The suppression of the Gartner report is also troubling. (McMillan in the Observer today has an excellent analysis of that report’s genesis and a different kind of suppression that took place within the administration to keep it from the council’s view, after the council spent $71,000 to commission it and Holland at one meeting literally pleaded for the report.) When McMillan asked for it, there was no such thing as what he asked in the way he asked it. At that point public information officers or public record custodians can do two things: they can be hardassed textualists and judge the request null and void because its wording doesn’t match the title of the document in existence. Or they can look into it, ask around, see if the reporter is asking for something that clearly exists, but not using the right terminology.

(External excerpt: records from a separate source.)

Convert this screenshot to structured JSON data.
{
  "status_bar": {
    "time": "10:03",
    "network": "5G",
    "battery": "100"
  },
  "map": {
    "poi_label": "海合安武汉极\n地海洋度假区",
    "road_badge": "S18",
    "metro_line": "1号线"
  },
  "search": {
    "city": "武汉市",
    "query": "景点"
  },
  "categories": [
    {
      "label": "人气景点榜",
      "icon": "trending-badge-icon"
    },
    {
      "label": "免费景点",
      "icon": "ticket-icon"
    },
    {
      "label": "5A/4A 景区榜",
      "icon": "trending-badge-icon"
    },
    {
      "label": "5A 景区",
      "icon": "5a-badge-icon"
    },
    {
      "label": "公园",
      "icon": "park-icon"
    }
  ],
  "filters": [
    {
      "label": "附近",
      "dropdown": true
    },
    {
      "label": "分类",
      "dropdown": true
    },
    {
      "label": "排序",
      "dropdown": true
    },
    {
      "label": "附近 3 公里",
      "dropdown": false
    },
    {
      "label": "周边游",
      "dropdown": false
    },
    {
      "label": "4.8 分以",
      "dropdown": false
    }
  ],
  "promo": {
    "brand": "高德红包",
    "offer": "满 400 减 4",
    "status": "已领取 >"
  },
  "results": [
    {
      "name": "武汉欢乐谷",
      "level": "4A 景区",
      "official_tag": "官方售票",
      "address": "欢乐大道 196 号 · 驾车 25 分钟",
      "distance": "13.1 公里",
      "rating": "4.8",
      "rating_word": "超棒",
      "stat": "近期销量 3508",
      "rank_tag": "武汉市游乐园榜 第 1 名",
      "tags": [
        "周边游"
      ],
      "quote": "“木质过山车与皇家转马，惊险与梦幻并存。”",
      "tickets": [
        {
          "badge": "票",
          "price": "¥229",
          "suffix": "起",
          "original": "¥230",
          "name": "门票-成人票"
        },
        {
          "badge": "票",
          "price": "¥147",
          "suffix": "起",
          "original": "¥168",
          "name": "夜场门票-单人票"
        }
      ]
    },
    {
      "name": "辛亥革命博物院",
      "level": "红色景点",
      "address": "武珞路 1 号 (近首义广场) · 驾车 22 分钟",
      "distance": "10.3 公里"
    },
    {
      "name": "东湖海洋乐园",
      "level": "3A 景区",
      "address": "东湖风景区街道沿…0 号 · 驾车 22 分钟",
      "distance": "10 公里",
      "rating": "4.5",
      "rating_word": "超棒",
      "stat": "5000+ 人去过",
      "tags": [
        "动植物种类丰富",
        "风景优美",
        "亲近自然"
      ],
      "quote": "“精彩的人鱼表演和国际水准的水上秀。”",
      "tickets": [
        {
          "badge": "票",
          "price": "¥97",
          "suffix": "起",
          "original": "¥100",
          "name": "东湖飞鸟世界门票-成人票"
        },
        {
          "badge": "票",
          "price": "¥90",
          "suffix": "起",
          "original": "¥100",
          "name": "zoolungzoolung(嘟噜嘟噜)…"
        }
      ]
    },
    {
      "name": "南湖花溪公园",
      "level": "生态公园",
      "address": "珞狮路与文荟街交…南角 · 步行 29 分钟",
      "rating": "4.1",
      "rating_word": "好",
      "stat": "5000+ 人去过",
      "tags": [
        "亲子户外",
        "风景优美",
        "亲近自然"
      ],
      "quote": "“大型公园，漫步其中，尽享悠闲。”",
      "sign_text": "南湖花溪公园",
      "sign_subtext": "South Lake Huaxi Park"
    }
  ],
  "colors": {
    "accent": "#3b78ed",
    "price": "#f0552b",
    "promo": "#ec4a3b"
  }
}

It’s the difference between public record custodians who think they’re gatekeepers as opposed to public servants. When the gatekeeping instinct takes over, the government in question is in trouble: it’s lost sight of its purpose. Smith is not usually a textualist. But she denied McMillan’s request. “Ms. Smith never saw it and was never made aware of its existence by IT,” Mandel’s investigation found regarding the Gartner report. There’s no reason to doubt it. But she appears not to have asked further about the report (even though Gartner had been discussed at council meetings, a report contracted, and city staffers spent 30 hours working on it), because it clearly existed–as a city product, not a Gartner product. And with McMillan’s findings today, its initial suppression raises even more questions about the city’s motives in shelving it.
The Mandel investigation also devotes a few pages to the way the city conducts its internal investigations, through a so-called Internal Controls Investigative Team (unfortunately acronymed as ICE by the city): Maher, a member of the Human Resources Department and a member of the Finance Department. The policy controlling those investigations requires the city manager to be the final arbiter of the investigations, but somehow the manager had been excluded from the process. Mandel called the process “seriously flawed,” and recommended a correction, though I hope Morton will be on guard against weakening an essential tool against internal misconduct.
It’s been a tiresome few months of allegations, investigations and counter-investigations at the city. Nothing has risen anywhere near the kind of claims of “corruption” and criminality we’ve been hearing about, though judging from the Mandel investigation–such as it is–the months have been messy and with all that intramural intrigue the administration unsurprisingly seems to have yet to find its footing. I doubt this is the end of it. Not in an election year, not in baiting season. But humid firecrackers aren’t smoking guns, either.